- Current Issue
- Digital Edition
- Media Kit
- Contact Staff
- SPECIAL REPORTS
- Buyer's Guide
- Supplier Standpoints
- MARKET TRENDS
- WEB EXCLUSIVES
- BUYER'S GUIDE
It’s a battlefield out there. The bakery production line roster is taking casualties every day, with operators moving on to other jobs, industries and careers. We have struggled to keep the trenches full of able-bodied troops that can do battle with the toughest of enemies. Those enemies are long hours, high-pressure work and hot environments. But, when it’s time to call in the special forces, where do we get them and where do we put them?
Back in the day, when a bakery management team would find itself needing an extra hand to fill a gap or cover a shift, there would be a call-in list filled with troops who were begging for extra duty, always for overtime. In return, these folks received experience in the process. If that same bakery had to reach outside of its own battalion, there was one, maybe two places they could go for temporary labor. That day’s temporary workforce comprised people who had been laid off at other factory jobs, could easily adapt to the bakery process and worked hard.
But in today’s world, it’s tough enough just to find people to fill all of the roles in a permanent manner, but easy to fill from outside of the fence line. Every city in America now has a multitude of temporary agencies to draw from. This new temporary workforce doesn’t seem to have a lot of experience with anything. So at this point, filling the trenches with personnel is doable, but how do we best determine how to utilize these inexperienced workers?
We tend to send these rookies out to the packaging room and dock. Why? Well, packaging is where we think there isn’t as much technical ability required as up in the mixing or oven rooms. We think that the key people in our operations need to be watching the dough mixer shake and ovens bake. The problem with this is that all of that good work that went on up front can go to waste quickly when we put inexperienced people in the positions where quality inspection and accounting are most of the responsibility and critical to the bottom line.
A rookie can be taught rather quickly how to put a basket on a line or even change bags on a machine, but teaching them the quality attributes of a variety of products in a short time, for a short time, just doesn’t work. A lot of waste accrues when we put temporary people in the wrong positions. Good product can get tossed and bad product can get sent out to the customer when we depend on temporary workers to handle such a critical set of tasks.
If we are faced with the use of temporary workers, and we decide that when we use them they need to be in packaging, how do we make the situation better? One word: Automation.

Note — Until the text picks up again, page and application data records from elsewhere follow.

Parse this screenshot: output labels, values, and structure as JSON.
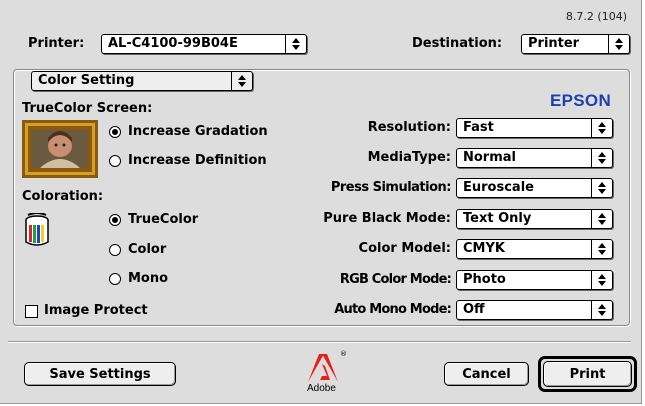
{
  "version": "8.7.2 (104)",
  "printer": {
    "label": "Printer:",
    "value": "AL-C4100-99B04E"
  },
  "destination": {
    "label": "Destination:",
    "value": "Printer"
  },
  "panel": {
    "value": "Color Setting"
  },
  "brand": "EPSON",
  "truecolor_screen": {
    "label": "TrueColor Screen:",
    "options": [
      {
        "label": "Increase Gradation",
        "selected": true
      },
      {
        "label": "Increase Definition",
        "selected": false
      }
    ]
  },
  "coloration": {
    "label": "Coloration:",
    "options": [
      {
        "label": "TrueColor",
        "selected": true
      },
      {
        "label": "Color",
        "selected": false
      },
      {
        "label": "Mono",
        "selected": false
      }
    ]
  },
  "image_protect": {
    "label": "Image Protect",
    "checked": false
  },
  "settings": [
    {
      "label": "Resolution:",
      "value": "Fast"
    },
    {
      "label": "MediaType:",
      "value": "Normal"
    },
    {
      "label": "Press Simulation:",
      "value": "Euroscale"
    },
    {
      "label": "Pure Black Mode:",
      "value": "Text Only"
    },
    {
      "label": "Color Model:",
      "value": "CMYK"
    },
    {
      "label": "RGB Color Mode:",
      "value": "Photo"
    },
    {
      "label": "Auto Mono Mode:",
      "value": "Off"
    }
  ],
  "footer": {
    "save_label": "Save Settings",
    "adobe_text": "Adobe",
    "cancel_label": "Cancel",
    "print_label": "Print"
  },
  "colors": {
    "epson_blue": "#1d3fb0",
    "adobe_red": "#e2231a",
    "dialog_bg": "#dddddd"
  },
  "icons": [
    "popup-arrows-icon",
    "photo-frame-icon",
    "paint-can-icon",
    "adobe-logo-icon",
    "registered-icon"
  ]
}
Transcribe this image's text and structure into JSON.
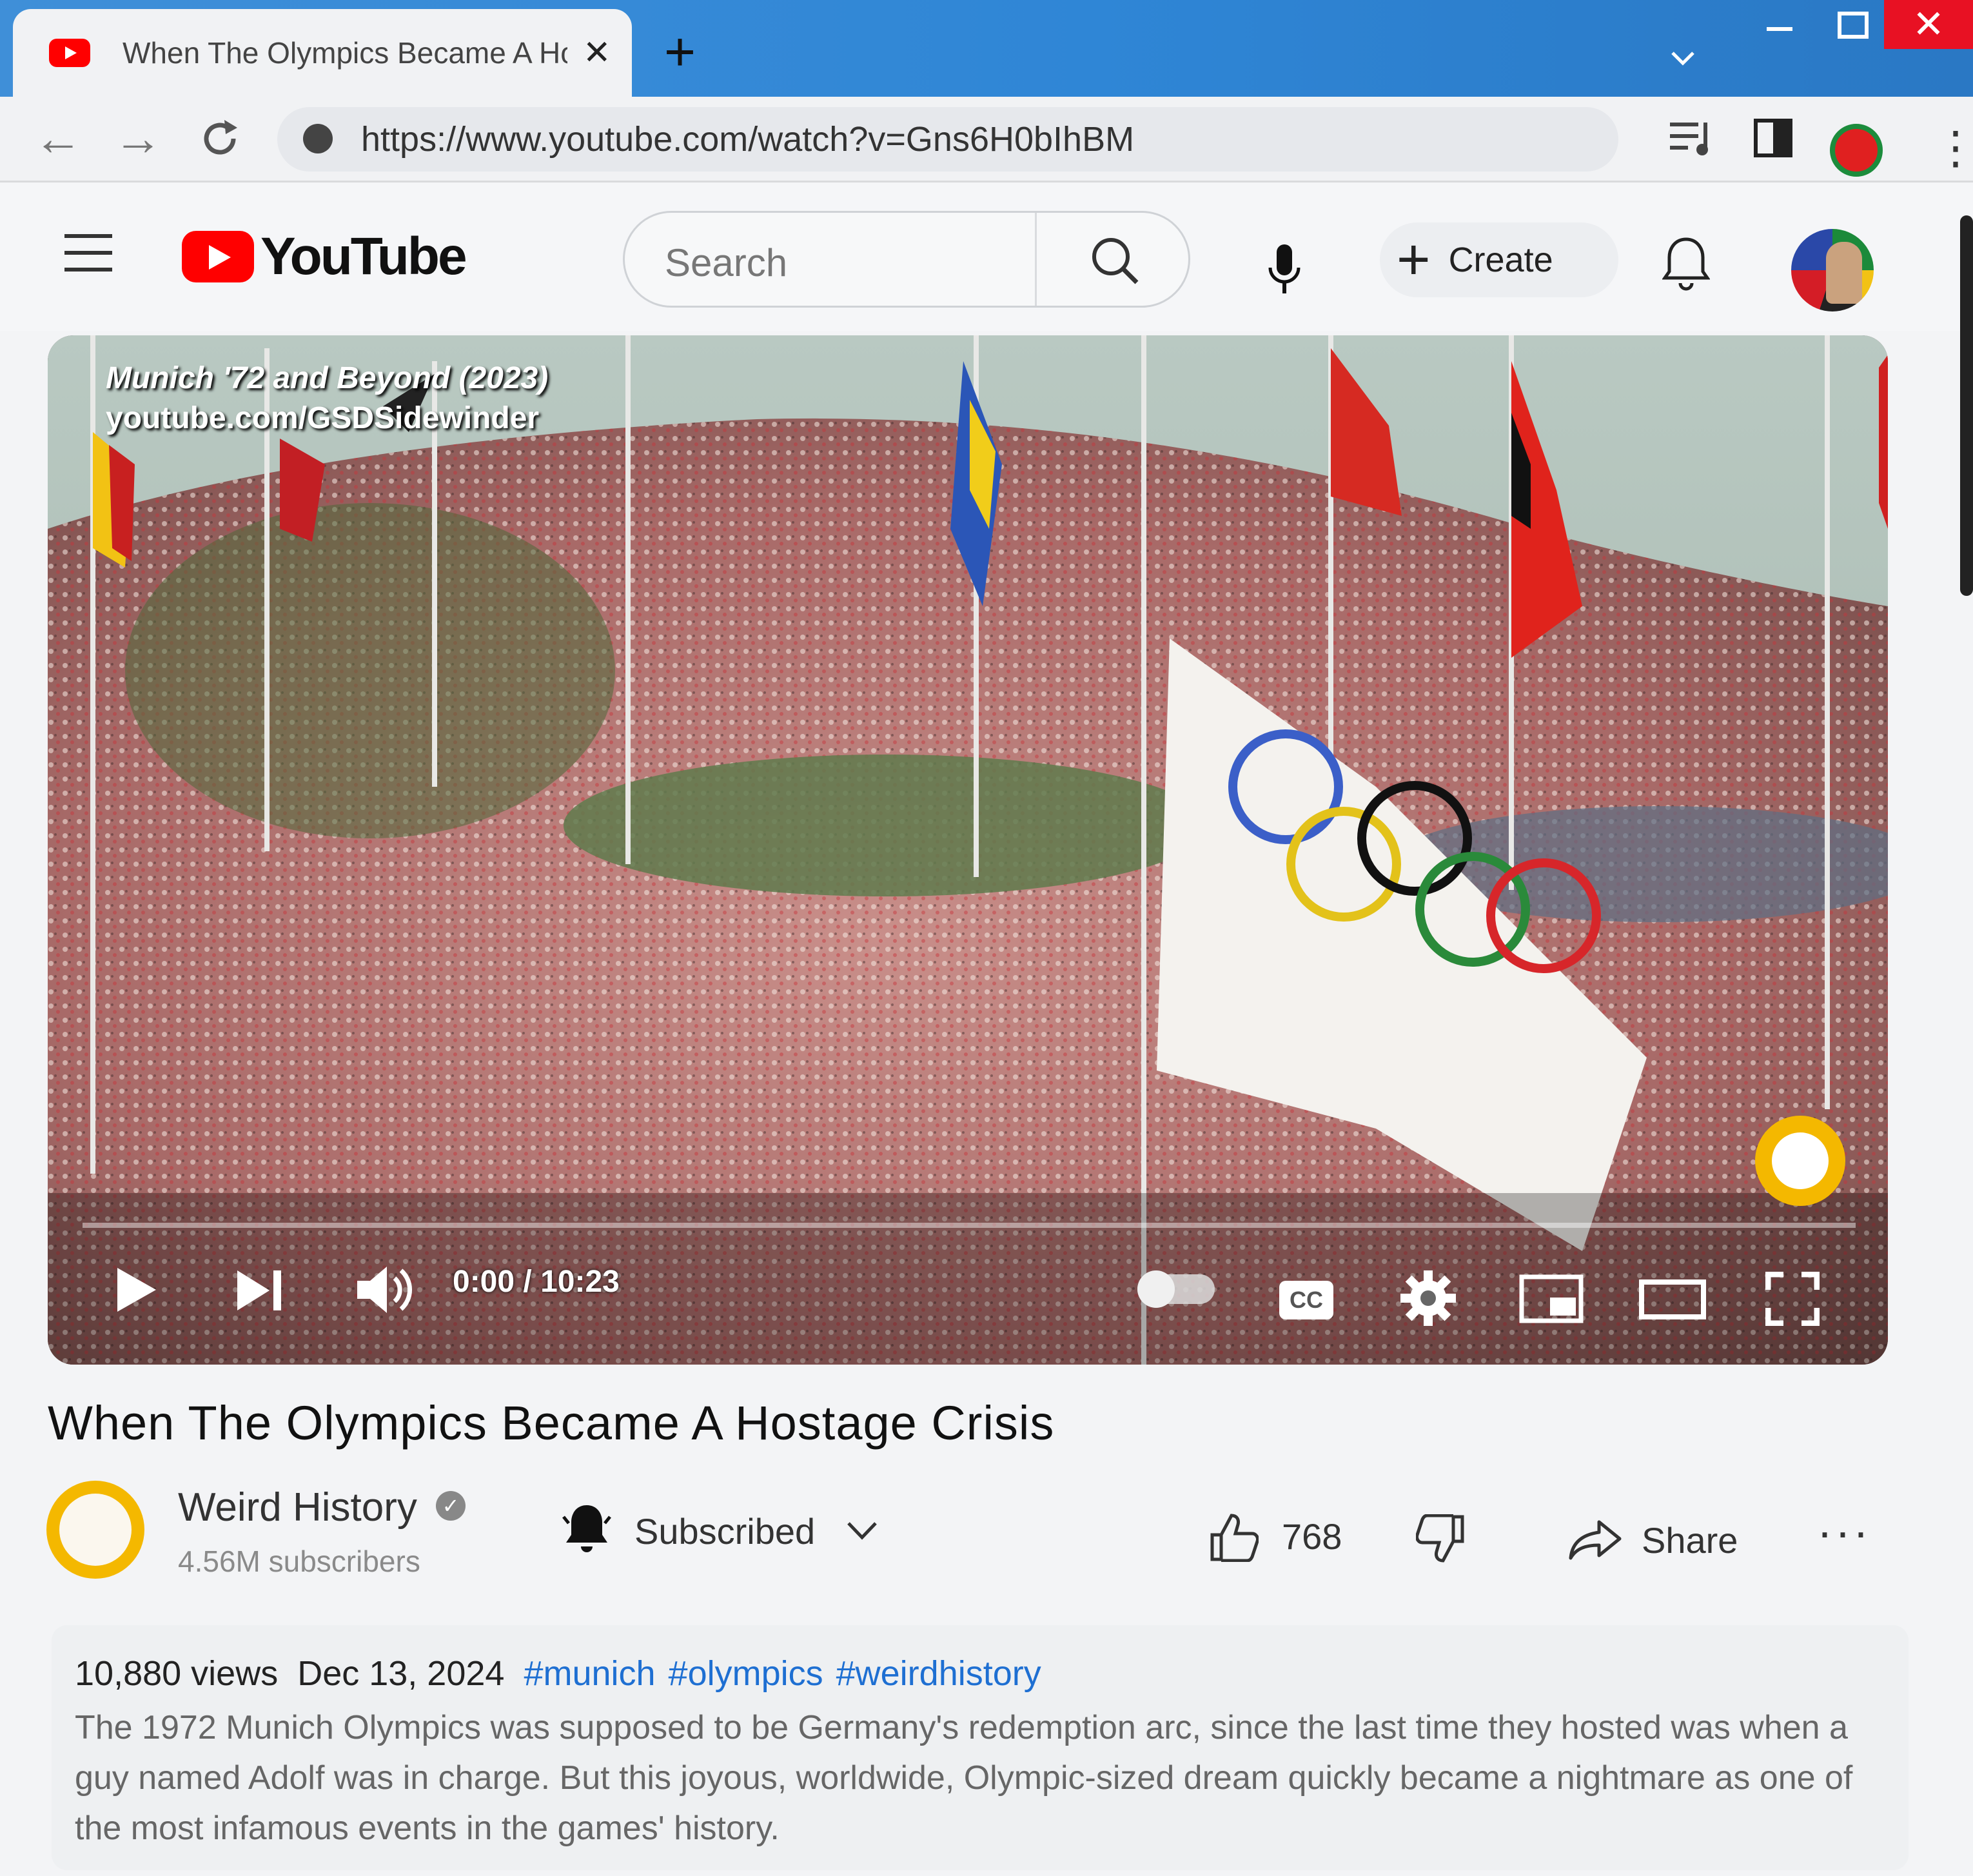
{
  "browser": {
    "tab_title": "When The Olympics Became A Hostage Crisis - YouTube",
    "tab_close": "✕",
    "new_tab": "+",
    "url": "https://www.youtube.com/watch?v=Gns6H0bIhBM",
    "back": "←",
    "forward": "→",
    "reload": "⟳",
    "menu": "⋮",
    "window_close": "✕"
  },
  "masthead": {
    "logo_text": "YouTube",
    "search_placeholder": "Search",
    "create_label": "Create",
    "create_plus": "+"
  },
  "player": {
    "watermark_line1": "Munich '72 and Beyond (2023)",
    "watermark_line2": "youtube.com/GSDSidewinder",
    "time": "0:00 / 10:23",
    "progress_fraction": 0.0,
    "cc_label": "CC"
  },
  "video": {
    "title": "When The Olympics Became A Hostage Crisis",
    "channel_name": "Weird History",
    "verified_mark": "✓",
    "subscribers": "4.56M subscribers",
    "subscribe_label": "Subscribed",
    "likes": "768",
    "share_label": "Share",
    "more_label": "···"
  },
  "description": {
    "views": "10,880 views",
    "date": "Dec 13, 2024",
    "hashtags": [
      "#munich",
      "#olympics",
      "#weirdhistory"
    ],
    "text": "The 1972 Munich Olympics was supposed to be Germany's redemption arc, since the last time they hosted was when a guy named Adolf was in charge. But this joyous, worldwide, Olympic-sized dream quickly became a nightmare as one of the most infamous events in the games' history."
  },
  "colors": {
    "accent_red": "#ff0000",
    "link_blue": "#1e6fd2",
    "tabbar_blue": "#2f86d6"
  },
  "icons": [
    "youtube-favicon",
    "back-icon",
    "forward-icon",
    "reload-icon",
    "site-info-icon",
    "reading-list-icon",
    "side-panel-icon",
    "profile-icon",
    "menu-icon",
    "hamburger-icon",
    "search-icon",
    "microphone-icon",
    "plus-icon",
    "bell-icon",
    "play-icon",
    "next-icon",
    "volume-icon",
    "settings-icon",
    "miniplayer-icon",
    "theater-icon",
    "fullscreen-icon",
    "like-icon",
    "dislike-icon",
    "share-icon"
  ]
}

Everybody knows that the baking industry is becoming more and more automated. If a company is avoiding investment in automation for the packaging room, they could be adding risk to their business that doesn’t need to be there.
When we look at the production process from the end of the cooler conveyor to the dock door, the game can be won or lost with the focus, or lack of focus, we automate.
Product inspection is the first critical step in the packaging process. We have two main options for this today. First, we can place people in key areas to watch the product with their eyeballs and reject the bad ones all based on subjectivity, or we can add vision systems to the line that measure product dimensions and scan for product attributes like crust color and reject product based on objectivity.
Vision systems can not only measure and scan, they also can speak back to the ovens, proofers and bakers and provide clues about what is going on in real time, not to mention collect data for look-backs and future improvements. There’s no way that any human or a host of humans, permanent or temporary, can guarantee that the product going to the plastic bag meets specification like a vision system can.
The last critical step managed by the packaging room squad is the total counts. Bad counts of product, baskets, cases or pieces can throw off plant efficiencies and profit and loss in a big way when not handled correctly. Historically, this has been handled by humans as well. The best of employees, while trying as hard as they can, will still on occasion miss a stack, a pallet or even a full truckload. How do we make this situation better? One word: Automation.
There are a host of companies that can come in and automate case counting from the end of the packer to the truck, without fail. Bar codes, radio-frequency identification (RFID) chips and a number of creative things can be deployed in this area of the plant. Again, this takes the responsibility off of temporary workers who have been placed at the end of the line to handle your product.
Just like the special forces that defend our country, backed by smart technology, you need to back up your workforce with smart technology will help you win the small battles and the big war.